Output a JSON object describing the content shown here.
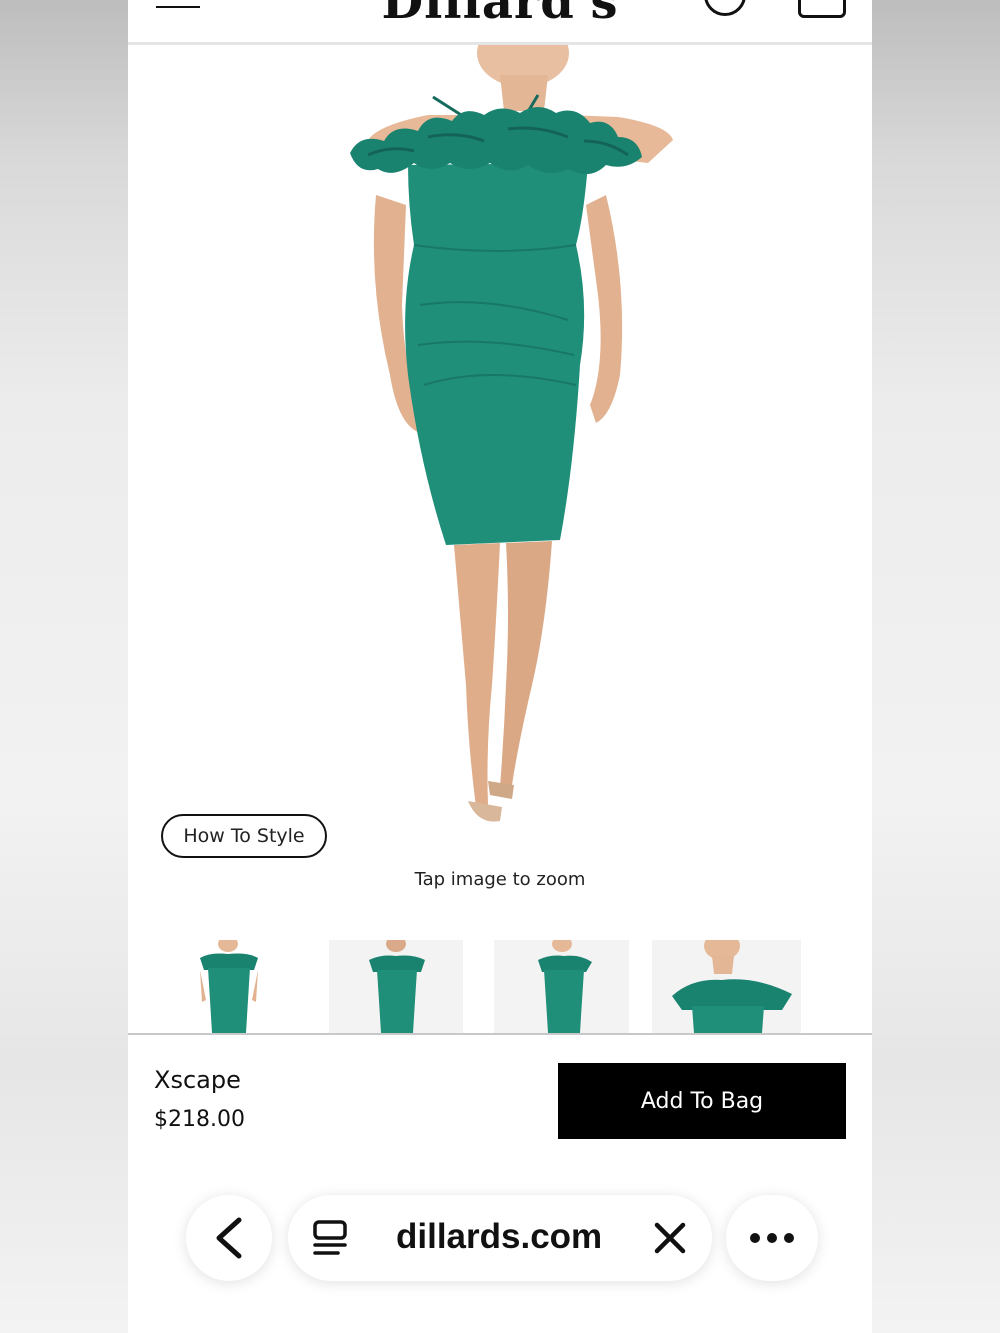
{
  "header": {
    "logo": "Dillard's",
    "menu_icon": "hamburger-menu-icon",
    "search_icon": "search-icon",
    "bag_icon": "shopping-bag-icon"
  },
  "product": {
    "how_to_style": "How To Style",
    "zoom_hint": "Tap image to zoom",
    "brand": "Xscape",
    "price": "$218.00",
    "add_to_bag": "Add To Bag",
    "dress_color": "#1f8f7a",
    "thumbnails": [
      "thumbnail-front",
      "thumbnail-back",
      "thumbnail-side",
      "thumbnail-detail"
    ]
  },
  "browser": {
    "url": "dillards.com",
    "back_icon": "chevron-left-icon",
    "reader_icon": "reader-mode-icon",
    "close_icon": "close-icon",
    "more_icon": "more-dots-icon"
  }
}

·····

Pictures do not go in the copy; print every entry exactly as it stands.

REPLY TO THE EXERCISE –
Output a JSON object describing the content shown here.
{
  "header": {
    "logo": "Dillard's",
    "menu_icon": "hamburger-menu-icon",
    "search_icon": "search-icon",
    "bag_icon": "shopping-bag-icon"
  },
  "product": {
    "how_to_style": "How To Style",
    "zoom_hint": "Tap image to zoom",
    "brand": "Xscape",
    "price": "$218.00",
    "add_to_bag": "Add To Bag",
    "dress_color": "#1f8f7a",
    "thumbnails": [
      "thumbnail-front",
      "thumbnail-back",
      "thumbnail-side",
      "thumbnail-detail"
    ]
  },
  "browser": {
    "url": "dillards.com",
    "back_icon": "chevron-left-icon",
    "reader_icon": "reader-mode-icon",
    "close_icon": "close-icon",
    "more_icon": "more-dots-icon"
  }
}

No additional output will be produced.